    BMJ: British Medical Journal
    DSM-5: Diagnostic and Statistical Manual of Mental Disorders version 5


    Edited by G Eysenbach; submitted 26.05.14; peer-reviewed by P Aggelidis, L Ning; comments to author 10.08.14; revised version received 27.08.14; accepted 06.10.14; published 05.02.15

    ©Alejandro R Jadad, Marcela Fandiño, Robin Lennox. Originally published in JMIR Mhealth and Uhealth (http://mhealth.jmir.org), 05.02.2015.
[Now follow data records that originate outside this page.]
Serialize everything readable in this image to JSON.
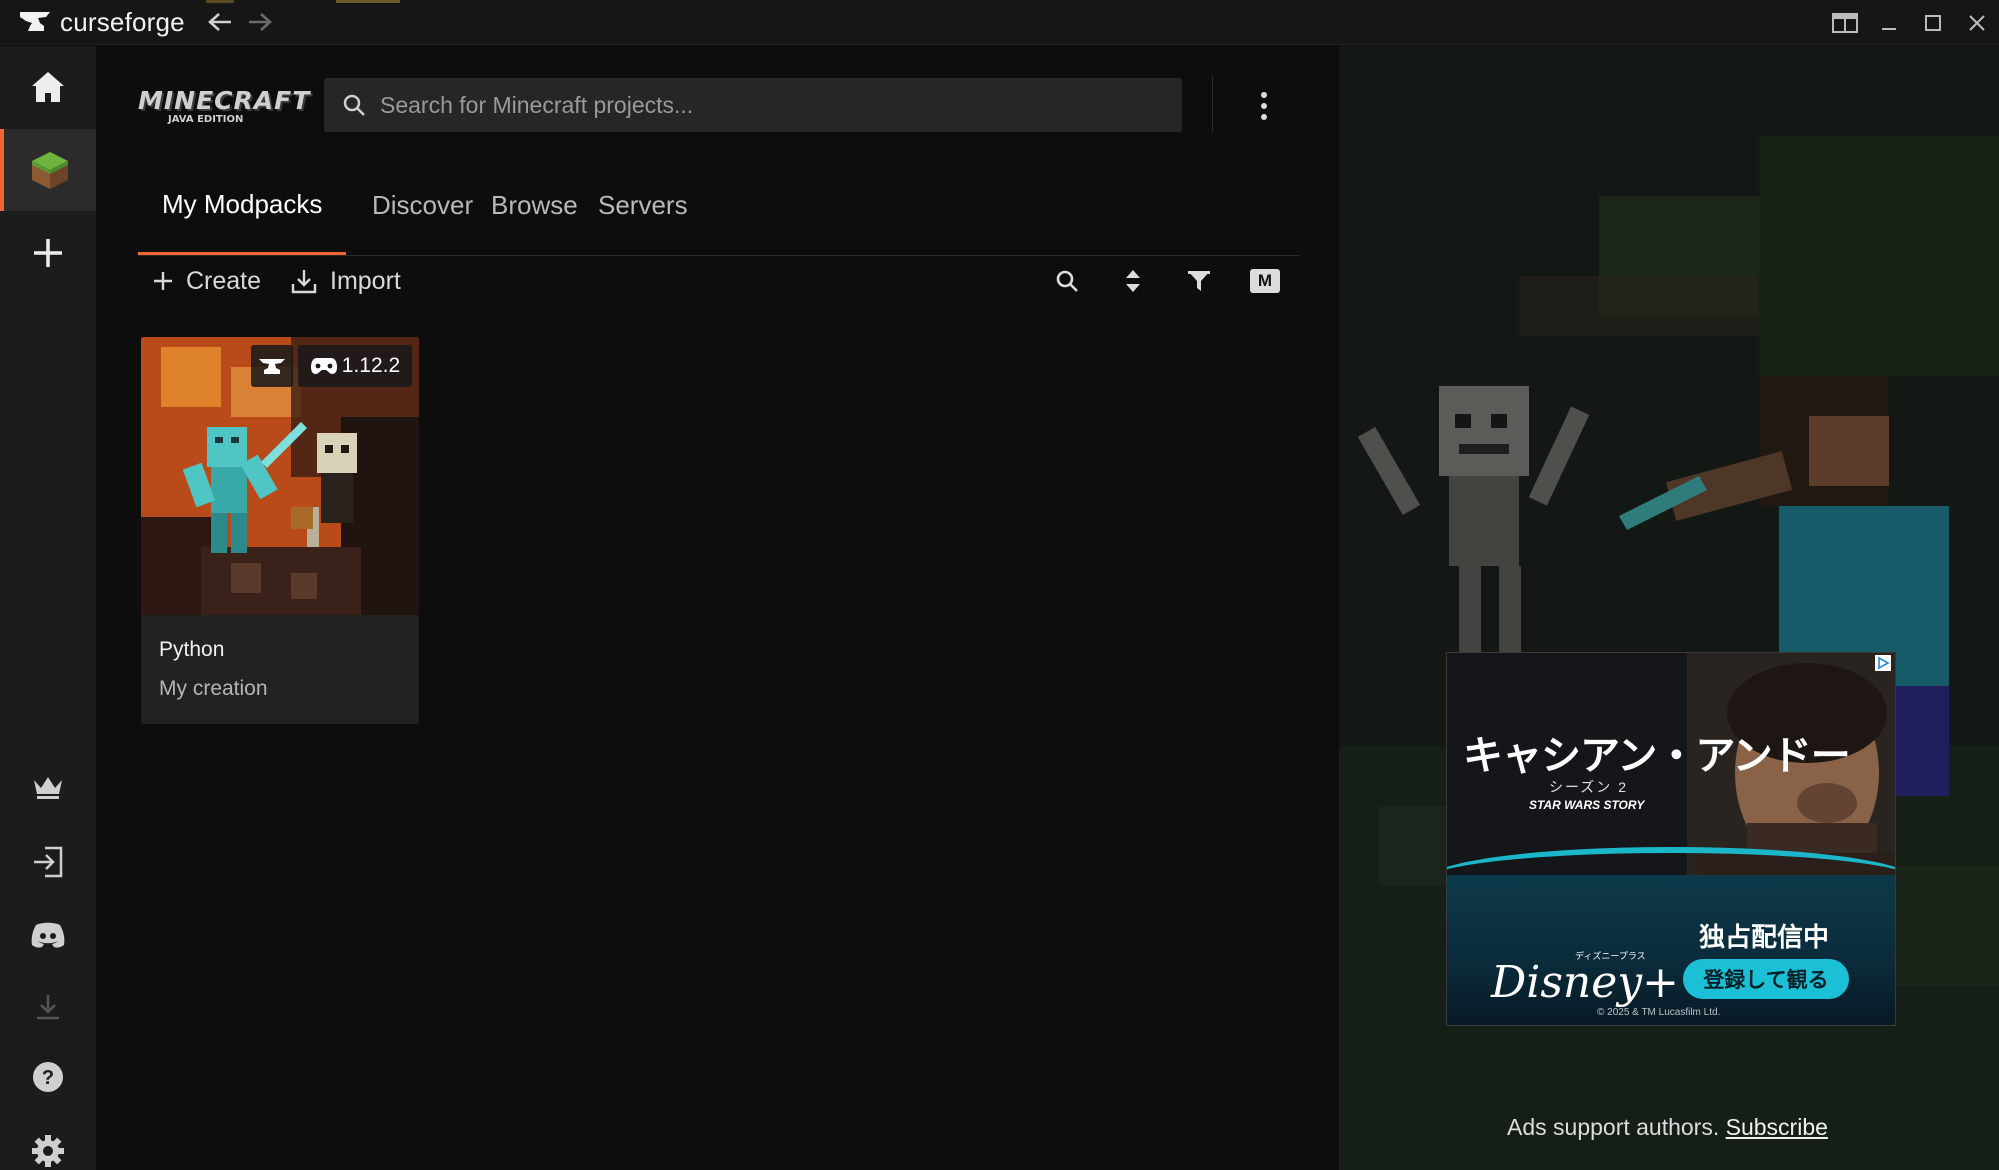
{
  "app": {
    "title": "curseforge",
    "colors": {
      "accent": "#f16436",
      "rail_bg": "#1c1c1c",
      "main_bg": "#0d0d0d"
    }
  },
  "titlebar": {
    "icons": [
      "curseforge-logo-icon",
      "back-arrow-icon",
      "forward-arrow-icon",
      "layout-icon",
      "minimize-icon",
      "maximize-icon",
      "close-icon"
    ]
  },
  "sidebar": {
    "items": [
      {
        "name": "home",
        "icon": "home-icon"
      },
      {
        "name": "minecraft",
        "icon": "minecraft-grass-block-icon",
        "active": true
      },
      {
        "name": "add-game",
        "icon": "plus-icon"
      },
      {
        "name": "premium",
        "icon": "crown-icon"
      },
      {
        "name": "login",
        "icon": "login-icon"
      },
      {
        "name": "discord",
        "icon": "discord-icon"
      },
      {
        "name": "downloads",
        "icon": "download-icon"
      },
      {
        "name": "help",
        "icon": "help-icon"
      },
      {
        "name": "settings",
        "icon": "gear-icon"
      }
    ]
  },
  "header": {
    "logo_line1": "MINECRAFT",
    "logo_line2": "JAVA EDITION",
    "search_placeholder": "Search for Minecraft projects..."
  },
  "tabs": [
    {
      "label": "My Modpacks",
      "active": true
    },
    {
      "label": "Discover"
    },
    {
      "label": "Browse"
    },
    {
      "label": "Servers"
    }
  ],
  "toolbar": {
    "create_label": "Create",
    "import_label": "Import",
    "view_mode": "M"
  },
  "modpacks": [
    {
      "title": "Python",
      "subtitle": "My creation",
      "version": "1.12.2"
    }
  ],
  "ad": {
    "title": "キャシアン・アンドー",
    "season": "シーズン 2",
    "brand_line": "STAR WARS STORY",
    "disney_small": "ディズニープラス",
    "disney": "Disney+",
    "streaming": "独占配信中",
    "cta": "登録して観る",
    "copyright": "© 2025 & TM Lucasfilm Ltd."
  },
  "ads_note": {
    "text": "Ads support authors.",
    "link": "Subscribe"
  }
}
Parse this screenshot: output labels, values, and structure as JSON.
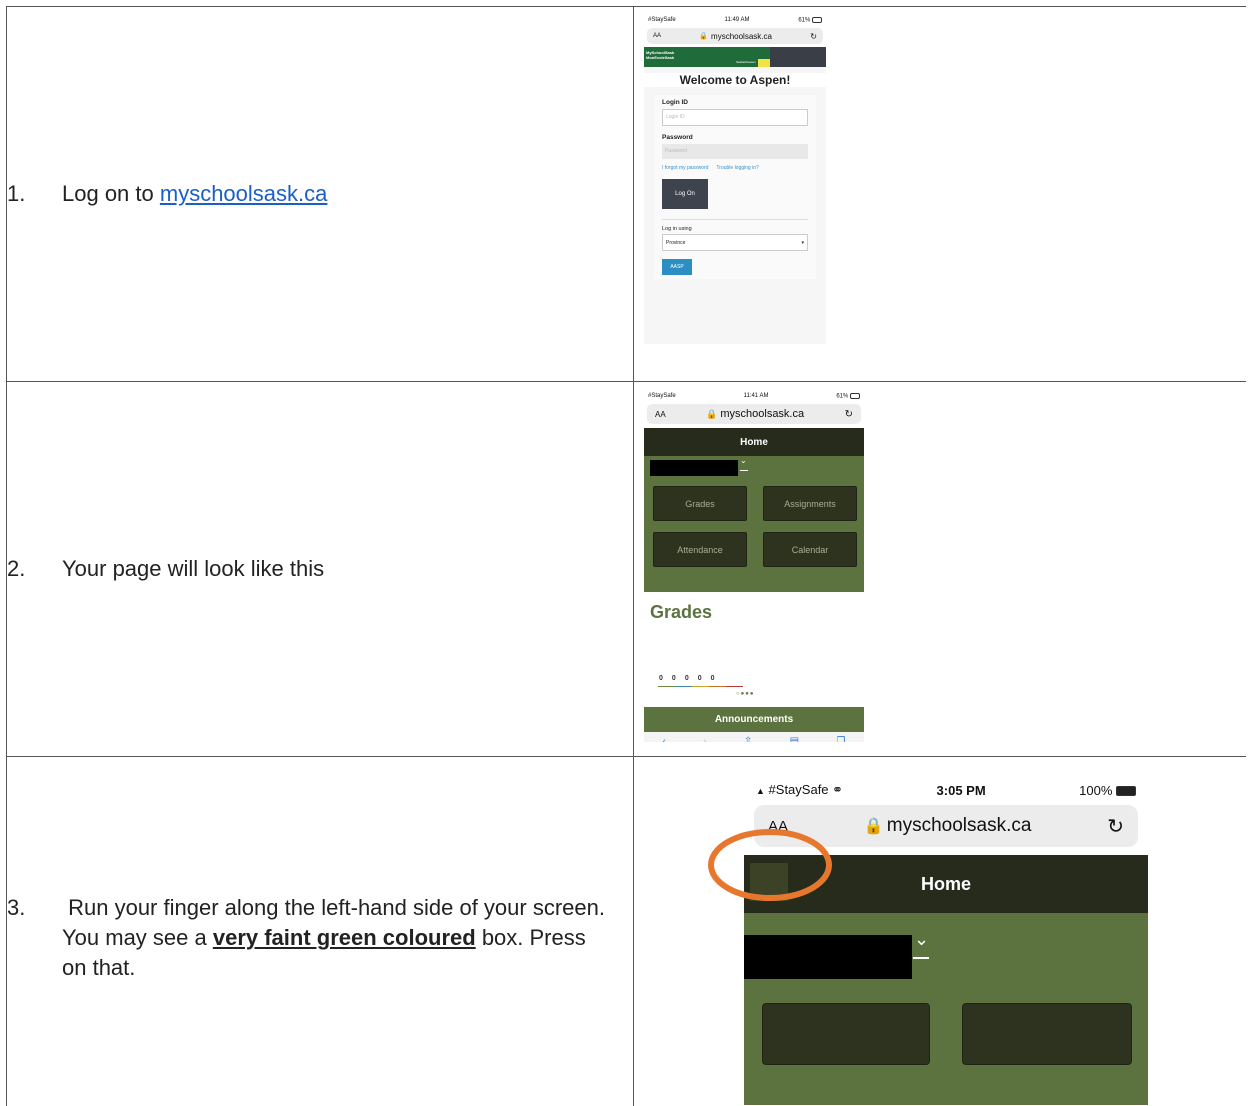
{
  "steps": [
    {
      "number": "1.",
      "text_before": "Log on to ",
      "link": "myschoolsask.ca"
    },
    {
      "number": "2.",
      "text": "Your page will look like this"
    },
    {
      "number": "3.",
      "text_part1": " Run your finger along the left-hand side of your screen.  You may see a ",
      "emphasis": "very faint green coloured",
      "text_part2": " box.  Press on that."
    }
  ],
  "screenshot1": {
    "carrier": "#StaySafe",
    "time": "11:49 AM",
    "battery": "61%",
    "url_aa": "AA",
    "url": "myschoolsask.ca",
    "banner_line1": "MySchoolSask",
    "banner_line2": "MonEcoleSask",
    "banner_small": "Saskatchewan",
    "welcome": "Welcome to Aspen!",
    "login_id_label": "Login ID",
    "login_id_placeholder": "Login ID",
    "password_label": "Password",
    "password_placeholder": "Password",
    "forgot_link": "I forgot my password",
    "trouble_link": "Trouble logging in?",
    "logon_button": "Log On",
    "login_using_label": "Log in using",
    "province_option": "Province",
    "aasp_button": "AASP"
  },
  "screenshot2": {
    "carrier": "#StaySafe",
    "time": "11:41 AM",
    "battery": "61%",
    "url_aa": "AA",
    "url": "myschoolsask.ca",
    "header": "Home",
    "tiles": [
      "Grades",
      "Assignments",
      "Attendance",
      "Calendar"
    ],
    "grades_heading": "Grades",
    "zeros": [
      "0",
      "0",
      "0",
      "0",
      "0"
    ],
    "announcements": "Announcements"
  },
  "screenshot3": {
    "carrier": "#StaySafe",
    "time": "3:05 PM",
    "battery": "100%",
    "url_aa": "AA",
    "url": "myschoolsask.ca",
    "header": "Home"
  },
  "colors": {
    "link": "#1a5fc8",
    "aspen_green": "#5c7340",
    "dark_header": "#272b1c",
    "highlight_circle": "#e8772e",
    "banner_green": "#1f6b3a"
  }
}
    This is an open-access article distributed under the terms of the Creative Commons Attribution License (http://creativecommons.org/licenses/by/2.0/), which permits unrestricted use, distribution, and reproduction in any medium, provided the original work, first published in JMIR mhealth and uhealth, is properly cited. The complete bibliographic information, a link to the original publication on http://mhealth.jmir.org/, as well as this copyright and license information must be included.